In the material below, find each line with the word "description" and copy it.

══ Records provided ══

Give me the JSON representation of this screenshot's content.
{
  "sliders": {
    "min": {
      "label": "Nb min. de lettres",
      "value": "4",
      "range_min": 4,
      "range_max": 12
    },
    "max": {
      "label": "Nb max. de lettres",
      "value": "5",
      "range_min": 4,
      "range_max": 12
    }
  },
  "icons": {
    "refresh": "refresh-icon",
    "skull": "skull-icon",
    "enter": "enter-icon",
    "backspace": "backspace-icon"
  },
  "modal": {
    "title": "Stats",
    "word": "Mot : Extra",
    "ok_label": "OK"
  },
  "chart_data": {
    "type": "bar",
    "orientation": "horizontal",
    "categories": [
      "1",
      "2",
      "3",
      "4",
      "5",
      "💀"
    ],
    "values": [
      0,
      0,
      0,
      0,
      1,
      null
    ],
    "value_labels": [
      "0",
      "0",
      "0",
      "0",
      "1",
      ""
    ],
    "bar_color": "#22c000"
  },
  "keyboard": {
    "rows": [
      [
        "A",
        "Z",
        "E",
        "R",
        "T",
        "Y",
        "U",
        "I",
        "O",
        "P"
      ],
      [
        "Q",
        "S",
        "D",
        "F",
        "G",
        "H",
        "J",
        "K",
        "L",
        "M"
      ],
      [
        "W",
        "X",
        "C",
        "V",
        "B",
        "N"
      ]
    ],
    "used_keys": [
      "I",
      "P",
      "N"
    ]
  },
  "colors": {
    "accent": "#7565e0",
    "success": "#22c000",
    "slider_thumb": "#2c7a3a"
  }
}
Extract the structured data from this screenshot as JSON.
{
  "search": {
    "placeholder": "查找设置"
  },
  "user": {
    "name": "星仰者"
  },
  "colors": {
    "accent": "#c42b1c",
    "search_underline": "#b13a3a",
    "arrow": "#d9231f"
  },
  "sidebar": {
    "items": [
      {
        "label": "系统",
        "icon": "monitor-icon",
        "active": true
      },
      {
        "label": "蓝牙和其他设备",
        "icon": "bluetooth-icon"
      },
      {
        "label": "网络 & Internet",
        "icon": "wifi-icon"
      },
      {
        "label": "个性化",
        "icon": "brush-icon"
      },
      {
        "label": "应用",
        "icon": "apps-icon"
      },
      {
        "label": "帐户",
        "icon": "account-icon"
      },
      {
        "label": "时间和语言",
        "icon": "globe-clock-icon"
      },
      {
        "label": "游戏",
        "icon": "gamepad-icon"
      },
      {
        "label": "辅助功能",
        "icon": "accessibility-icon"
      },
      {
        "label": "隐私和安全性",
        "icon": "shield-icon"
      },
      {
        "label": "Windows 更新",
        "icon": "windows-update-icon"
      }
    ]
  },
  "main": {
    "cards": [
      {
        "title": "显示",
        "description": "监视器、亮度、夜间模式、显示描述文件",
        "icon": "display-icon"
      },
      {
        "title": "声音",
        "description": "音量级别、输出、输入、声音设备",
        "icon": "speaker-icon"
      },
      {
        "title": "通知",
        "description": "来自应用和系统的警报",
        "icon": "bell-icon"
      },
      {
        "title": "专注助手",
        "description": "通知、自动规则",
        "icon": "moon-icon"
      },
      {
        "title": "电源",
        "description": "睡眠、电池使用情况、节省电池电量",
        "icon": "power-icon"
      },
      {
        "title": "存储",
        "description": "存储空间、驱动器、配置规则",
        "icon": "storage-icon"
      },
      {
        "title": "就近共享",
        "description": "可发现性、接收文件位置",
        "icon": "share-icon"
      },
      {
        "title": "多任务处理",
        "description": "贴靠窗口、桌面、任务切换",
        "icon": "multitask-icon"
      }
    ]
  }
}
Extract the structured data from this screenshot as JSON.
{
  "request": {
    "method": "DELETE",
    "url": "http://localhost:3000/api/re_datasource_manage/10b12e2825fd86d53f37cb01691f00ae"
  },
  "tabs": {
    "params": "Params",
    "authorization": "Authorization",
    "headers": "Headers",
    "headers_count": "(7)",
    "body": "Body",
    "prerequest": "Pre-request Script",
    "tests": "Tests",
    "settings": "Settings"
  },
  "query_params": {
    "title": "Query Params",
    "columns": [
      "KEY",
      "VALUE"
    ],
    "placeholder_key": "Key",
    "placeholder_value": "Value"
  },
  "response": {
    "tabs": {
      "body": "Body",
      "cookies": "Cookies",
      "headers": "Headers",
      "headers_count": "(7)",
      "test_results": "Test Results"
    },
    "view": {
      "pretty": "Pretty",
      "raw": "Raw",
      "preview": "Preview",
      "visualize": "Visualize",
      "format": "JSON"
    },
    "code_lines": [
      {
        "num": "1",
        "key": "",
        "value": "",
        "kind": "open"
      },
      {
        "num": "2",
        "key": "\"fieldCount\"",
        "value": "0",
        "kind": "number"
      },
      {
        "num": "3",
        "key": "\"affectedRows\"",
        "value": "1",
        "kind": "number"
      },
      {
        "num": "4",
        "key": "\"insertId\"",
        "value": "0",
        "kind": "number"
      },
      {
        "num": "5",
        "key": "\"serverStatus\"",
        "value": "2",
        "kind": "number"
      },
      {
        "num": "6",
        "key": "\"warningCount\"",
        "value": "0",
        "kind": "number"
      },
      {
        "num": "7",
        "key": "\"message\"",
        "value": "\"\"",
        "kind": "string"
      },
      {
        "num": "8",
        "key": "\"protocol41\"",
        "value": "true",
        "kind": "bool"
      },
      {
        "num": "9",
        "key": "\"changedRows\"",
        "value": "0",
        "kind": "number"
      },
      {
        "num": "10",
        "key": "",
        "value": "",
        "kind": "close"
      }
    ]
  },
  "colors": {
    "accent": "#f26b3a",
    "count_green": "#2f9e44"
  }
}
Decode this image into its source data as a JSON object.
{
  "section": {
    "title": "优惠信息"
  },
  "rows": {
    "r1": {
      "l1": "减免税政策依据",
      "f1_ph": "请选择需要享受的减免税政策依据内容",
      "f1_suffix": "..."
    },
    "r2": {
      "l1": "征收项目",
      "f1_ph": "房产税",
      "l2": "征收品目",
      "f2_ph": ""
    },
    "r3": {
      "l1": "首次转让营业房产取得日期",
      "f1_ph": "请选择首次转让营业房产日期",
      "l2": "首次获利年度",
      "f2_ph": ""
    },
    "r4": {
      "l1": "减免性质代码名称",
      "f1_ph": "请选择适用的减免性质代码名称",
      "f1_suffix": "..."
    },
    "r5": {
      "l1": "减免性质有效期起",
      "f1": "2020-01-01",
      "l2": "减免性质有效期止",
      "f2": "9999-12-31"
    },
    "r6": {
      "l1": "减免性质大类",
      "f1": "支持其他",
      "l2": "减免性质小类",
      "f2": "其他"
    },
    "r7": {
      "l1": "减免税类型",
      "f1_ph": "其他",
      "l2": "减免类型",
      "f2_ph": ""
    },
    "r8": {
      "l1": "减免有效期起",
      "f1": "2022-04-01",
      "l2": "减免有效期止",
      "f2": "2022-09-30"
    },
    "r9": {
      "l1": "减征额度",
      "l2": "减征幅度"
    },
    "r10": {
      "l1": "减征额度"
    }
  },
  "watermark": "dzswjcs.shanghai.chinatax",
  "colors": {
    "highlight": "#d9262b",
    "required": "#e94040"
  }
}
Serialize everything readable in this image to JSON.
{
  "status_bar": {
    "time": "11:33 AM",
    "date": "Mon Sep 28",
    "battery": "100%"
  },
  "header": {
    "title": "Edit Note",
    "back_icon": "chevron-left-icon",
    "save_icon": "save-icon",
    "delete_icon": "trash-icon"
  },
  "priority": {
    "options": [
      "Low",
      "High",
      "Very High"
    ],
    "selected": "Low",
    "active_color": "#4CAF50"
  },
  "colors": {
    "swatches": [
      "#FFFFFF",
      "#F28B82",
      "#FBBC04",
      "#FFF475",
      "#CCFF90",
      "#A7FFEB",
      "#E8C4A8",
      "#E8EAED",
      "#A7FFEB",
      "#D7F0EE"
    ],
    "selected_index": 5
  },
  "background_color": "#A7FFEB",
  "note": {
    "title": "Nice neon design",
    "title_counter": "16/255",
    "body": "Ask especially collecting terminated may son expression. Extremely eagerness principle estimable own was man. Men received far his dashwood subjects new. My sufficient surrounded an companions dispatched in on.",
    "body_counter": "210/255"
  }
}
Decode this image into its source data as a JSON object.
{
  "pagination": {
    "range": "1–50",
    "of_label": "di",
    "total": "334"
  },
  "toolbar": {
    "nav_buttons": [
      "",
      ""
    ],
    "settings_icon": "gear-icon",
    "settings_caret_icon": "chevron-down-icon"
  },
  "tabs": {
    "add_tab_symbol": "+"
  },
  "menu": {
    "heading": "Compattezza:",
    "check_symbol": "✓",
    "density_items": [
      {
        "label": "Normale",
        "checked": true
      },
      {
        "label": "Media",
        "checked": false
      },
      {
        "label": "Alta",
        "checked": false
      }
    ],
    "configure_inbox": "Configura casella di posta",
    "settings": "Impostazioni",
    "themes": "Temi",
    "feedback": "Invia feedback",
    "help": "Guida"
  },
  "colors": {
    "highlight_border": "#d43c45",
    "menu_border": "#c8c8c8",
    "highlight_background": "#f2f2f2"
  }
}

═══

Solution for this exercise:
        "description": "监视器、亮度、夜间模式、显示描述文件",
        "description": "音量级别、输出、输入、声音设备",
        "description": "来自应用和系统的警报",
        "description": "通知、自动规则",
        "description": "睡眠、电池使用情况、节省电池电量",
        "description": "存储空间、驱动器、配置规则",
        "description": "可发现性、接收文件位置",
        "description": "贴靠窗口、桌面、任务切换",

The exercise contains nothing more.